**WORK INSTRUCTIONS**
Pull every line with "heading" from the data below and copy it.
** Opening RAW DATA block **
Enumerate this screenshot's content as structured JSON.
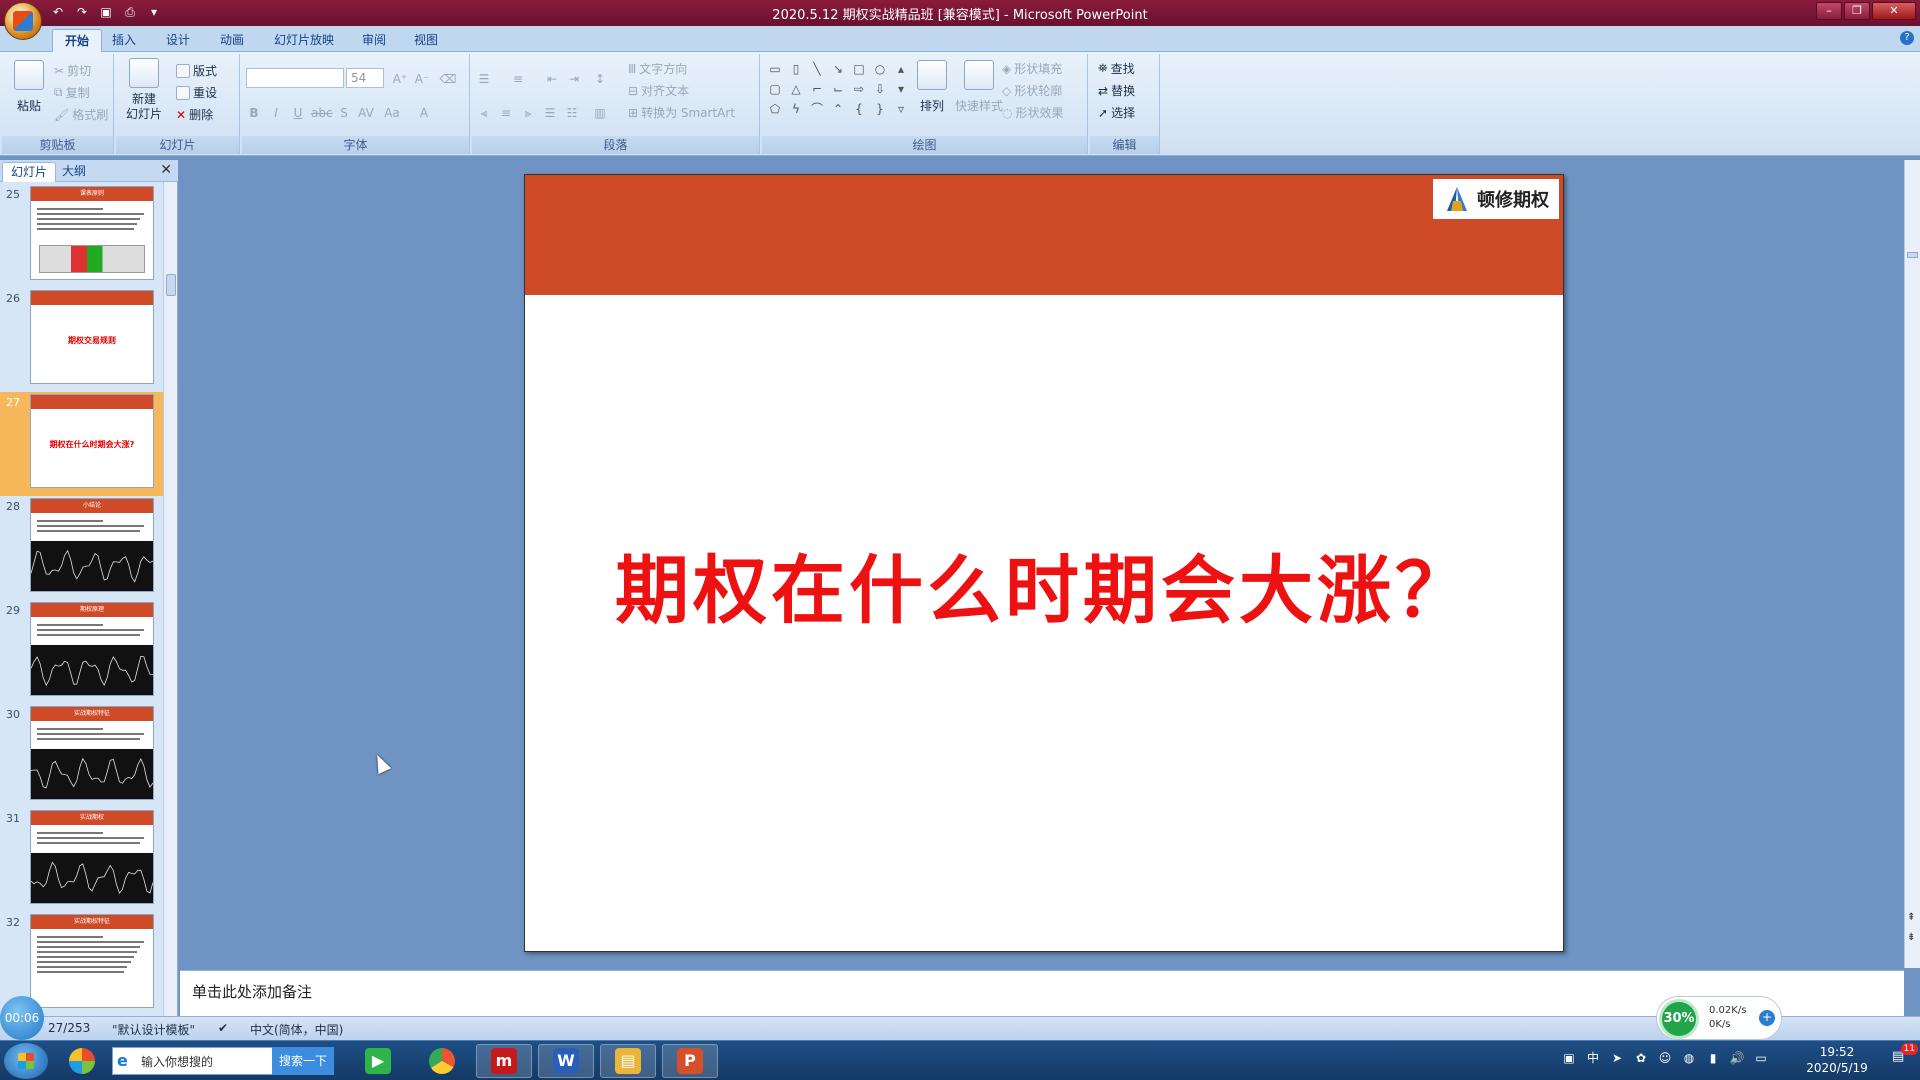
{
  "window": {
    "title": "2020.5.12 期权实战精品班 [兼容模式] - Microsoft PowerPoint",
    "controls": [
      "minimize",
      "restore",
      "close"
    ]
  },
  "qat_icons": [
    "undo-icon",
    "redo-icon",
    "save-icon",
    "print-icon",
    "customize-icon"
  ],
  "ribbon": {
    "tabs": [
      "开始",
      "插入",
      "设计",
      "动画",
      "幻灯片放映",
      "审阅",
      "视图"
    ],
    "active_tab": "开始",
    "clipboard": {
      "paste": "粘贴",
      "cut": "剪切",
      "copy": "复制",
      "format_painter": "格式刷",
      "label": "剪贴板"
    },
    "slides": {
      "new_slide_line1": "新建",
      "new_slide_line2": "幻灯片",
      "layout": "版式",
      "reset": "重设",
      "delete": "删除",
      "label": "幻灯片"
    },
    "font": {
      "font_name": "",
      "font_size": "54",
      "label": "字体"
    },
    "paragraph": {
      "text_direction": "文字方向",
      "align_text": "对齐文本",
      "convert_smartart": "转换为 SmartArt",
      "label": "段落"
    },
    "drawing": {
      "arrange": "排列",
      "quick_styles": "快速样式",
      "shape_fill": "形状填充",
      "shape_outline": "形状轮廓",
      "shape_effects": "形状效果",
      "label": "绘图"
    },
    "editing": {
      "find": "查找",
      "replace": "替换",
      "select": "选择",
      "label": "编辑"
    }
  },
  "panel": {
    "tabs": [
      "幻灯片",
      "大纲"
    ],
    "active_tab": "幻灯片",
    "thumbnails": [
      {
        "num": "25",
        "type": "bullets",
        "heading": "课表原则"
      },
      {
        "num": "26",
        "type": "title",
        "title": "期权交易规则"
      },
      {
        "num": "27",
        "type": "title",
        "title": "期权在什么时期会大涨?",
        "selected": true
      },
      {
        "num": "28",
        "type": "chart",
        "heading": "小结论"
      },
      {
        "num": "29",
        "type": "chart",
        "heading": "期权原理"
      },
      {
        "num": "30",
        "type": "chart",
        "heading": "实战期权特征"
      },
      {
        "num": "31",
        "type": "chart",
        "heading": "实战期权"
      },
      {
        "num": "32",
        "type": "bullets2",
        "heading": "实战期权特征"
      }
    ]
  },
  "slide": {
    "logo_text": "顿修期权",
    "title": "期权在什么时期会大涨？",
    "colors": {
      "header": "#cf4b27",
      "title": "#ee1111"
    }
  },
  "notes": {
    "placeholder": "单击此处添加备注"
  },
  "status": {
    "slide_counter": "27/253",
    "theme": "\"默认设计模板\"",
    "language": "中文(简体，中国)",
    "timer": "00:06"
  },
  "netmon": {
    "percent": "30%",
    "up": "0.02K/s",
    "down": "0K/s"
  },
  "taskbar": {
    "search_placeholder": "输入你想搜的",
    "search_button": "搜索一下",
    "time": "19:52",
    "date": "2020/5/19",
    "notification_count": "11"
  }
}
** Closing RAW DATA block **
**TASK RESPONSE**
        "heading": "课表原则"
        "heading": "小结论"
        "heading": "期权原理"
        "heading": "实战期权特征"
        "heading": "实战期权"
        "heading": "实战期权特征"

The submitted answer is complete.